The new federal tax overhaul sharply reduces corporate income tax rates – aimed at stimulating job-creating investment, advocates say – and partially pays for it by reconfiguring personal income taxes to generate new revenue.
It’s certainly not the tax simplification that was promised. In many respects, it makes federal tax law even more complex. And it has particularly pointed effects on California and other states with high state and local taxes, hence the wailing coming from those states. Gov. Jerry Brown likened Congress to the Mafia.
The federal tax bill limits deductions for mortgage interest and state and local taxes (SALT), which hits those in upper-middle and upper economic classes the hardest as they are most likely to hit those limits.
California’s leaders, and those of other high-tax states, say that’s unfair and smacks of arbitrary punishment for blue states. They might be right about the political motives.
What worries them the most – though unspoken – is that they are losing indirect federal subsidies for those high state and local taxes; so high-income taxpayers will now feel the full impact of those state taxes.
Despite a small reduction in federal tax rates, those losing their SALT deductions might move to lower-taxing states, or change investment strategies to minimize taxable capital gains.
California is particularly vulnerable because its state income tax rates are the nation’s highest and its state budget is inordinately dependent on revenue from a relative few high-income taxpayers. Nevada, which has no income tax, is just next door.
With the nation’s highest housing prices, the new limit on mortgage interest deductions will make buying homes with mortgages over $750,000 more costly.
For the umpteenth time, a coalition of liberal groups is proposing to modify Proposition 13 by removing its limits on taxing commercial property. If successful, it would be a counter-rebellion, reinforcing California’s reputation for blue politics and high taxation with yet another arbitrary change in tax policy.
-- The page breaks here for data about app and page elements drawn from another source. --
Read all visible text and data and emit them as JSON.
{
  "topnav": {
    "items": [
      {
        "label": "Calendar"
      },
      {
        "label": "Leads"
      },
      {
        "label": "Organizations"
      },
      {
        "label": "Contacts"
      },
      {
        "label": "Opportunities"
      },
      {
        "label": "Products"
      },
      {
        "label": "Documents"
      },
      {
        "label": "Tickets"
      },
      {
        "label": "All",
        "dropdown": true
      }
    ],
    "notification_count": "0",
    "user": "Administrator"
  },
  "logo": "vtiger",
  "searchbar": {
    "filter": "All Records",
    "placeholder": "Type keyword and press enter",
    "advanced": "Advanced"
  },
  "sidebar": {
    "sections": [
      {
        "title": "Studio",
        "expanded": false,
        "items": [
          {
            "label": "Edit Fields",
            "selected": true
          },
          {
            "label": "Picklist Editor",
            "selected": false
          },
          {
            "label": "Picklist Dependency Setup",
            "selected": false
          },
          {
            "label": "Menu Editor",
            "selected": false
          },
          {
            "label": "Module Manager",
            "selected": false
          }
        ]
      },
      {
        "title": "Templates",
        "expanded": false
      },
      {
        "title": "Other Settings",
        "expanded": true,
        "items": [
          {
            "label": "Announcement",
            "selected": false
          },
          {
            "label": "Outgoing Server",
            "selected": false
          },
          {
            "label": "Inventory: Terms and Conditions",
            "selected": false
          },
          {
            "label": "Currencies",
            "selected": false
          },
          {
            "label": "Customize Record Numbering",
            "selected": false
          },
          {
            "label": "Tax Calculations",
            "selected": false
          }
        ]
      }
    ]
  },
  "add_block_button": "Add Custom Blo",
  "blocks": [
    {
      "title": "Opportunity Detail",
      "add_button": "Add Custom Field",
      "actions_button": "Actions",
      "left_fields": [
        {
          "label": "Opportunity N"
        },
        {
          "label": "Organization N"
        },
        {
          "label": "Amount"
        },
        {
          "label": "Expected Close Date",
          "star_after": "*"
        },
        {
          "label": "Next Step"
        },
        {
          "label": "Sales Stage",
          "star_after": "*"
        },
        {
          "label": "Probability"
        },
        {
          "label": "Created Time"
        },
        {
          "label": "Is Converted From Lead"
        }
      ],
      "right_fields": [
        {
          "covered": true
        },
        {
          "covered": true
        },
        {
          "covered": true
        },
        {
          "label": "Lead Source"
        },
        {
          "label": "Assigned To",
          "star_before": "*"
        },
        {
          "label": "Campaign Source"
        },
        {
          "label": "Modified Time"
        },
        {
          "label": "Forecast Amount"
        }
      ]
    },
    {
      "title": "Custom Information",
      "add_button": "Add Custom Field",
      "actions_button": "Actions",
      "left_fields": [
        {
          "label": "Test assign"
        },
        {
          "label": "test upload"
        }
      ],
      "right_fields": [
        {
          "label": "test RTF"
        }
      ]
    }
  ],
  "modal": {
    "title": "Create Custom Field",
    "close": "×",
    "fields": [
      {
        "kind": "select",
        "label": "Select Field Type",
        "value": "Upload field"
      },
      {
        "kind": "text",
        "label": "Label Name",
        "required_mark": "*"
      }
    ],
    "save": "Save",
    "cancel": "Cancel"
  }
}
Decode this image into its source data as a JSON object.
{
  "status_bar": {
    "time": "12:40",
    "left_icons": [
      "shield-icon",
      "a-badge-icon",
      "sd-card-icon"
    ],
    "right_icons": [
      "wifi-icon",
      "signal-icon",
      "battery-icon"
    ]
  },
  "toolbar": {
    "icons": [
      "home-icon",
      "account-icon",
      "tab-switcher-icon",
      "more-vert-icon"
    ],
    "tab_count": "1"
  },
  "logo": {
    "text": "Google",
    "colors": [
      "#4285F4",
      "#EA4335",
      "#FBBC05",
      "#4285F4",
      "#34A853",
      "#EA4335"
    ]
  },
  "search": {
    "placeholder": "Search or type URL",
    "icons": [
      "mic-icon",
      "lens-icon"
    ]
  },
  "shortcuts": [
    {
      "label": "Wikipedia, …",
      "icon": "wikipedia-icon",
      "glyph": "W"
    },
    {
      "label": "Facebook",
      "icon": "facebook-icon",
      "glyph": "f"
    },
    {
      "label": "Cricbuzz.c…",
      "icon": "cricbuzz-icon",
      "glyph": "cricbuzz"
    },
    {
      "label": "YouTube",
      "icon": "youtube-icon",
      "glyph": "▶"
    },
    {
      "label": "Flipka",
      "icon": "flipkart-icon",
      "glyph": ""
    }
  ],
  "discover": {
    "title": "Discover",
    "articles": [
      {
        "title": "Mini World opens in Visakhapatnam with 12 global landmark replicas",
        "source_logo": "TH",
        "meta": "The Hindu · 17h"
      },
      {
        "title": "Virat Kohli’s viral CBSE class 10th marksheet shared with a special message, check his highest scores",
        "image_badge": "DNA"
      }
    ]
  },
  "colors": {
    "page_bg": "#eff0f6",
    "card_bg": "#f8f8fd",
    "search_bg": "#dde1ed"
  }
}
Dan Walters writes on matters of statewide significance for CALmatters, a public-interest journalism venture. Go to calmatters.org/commentary.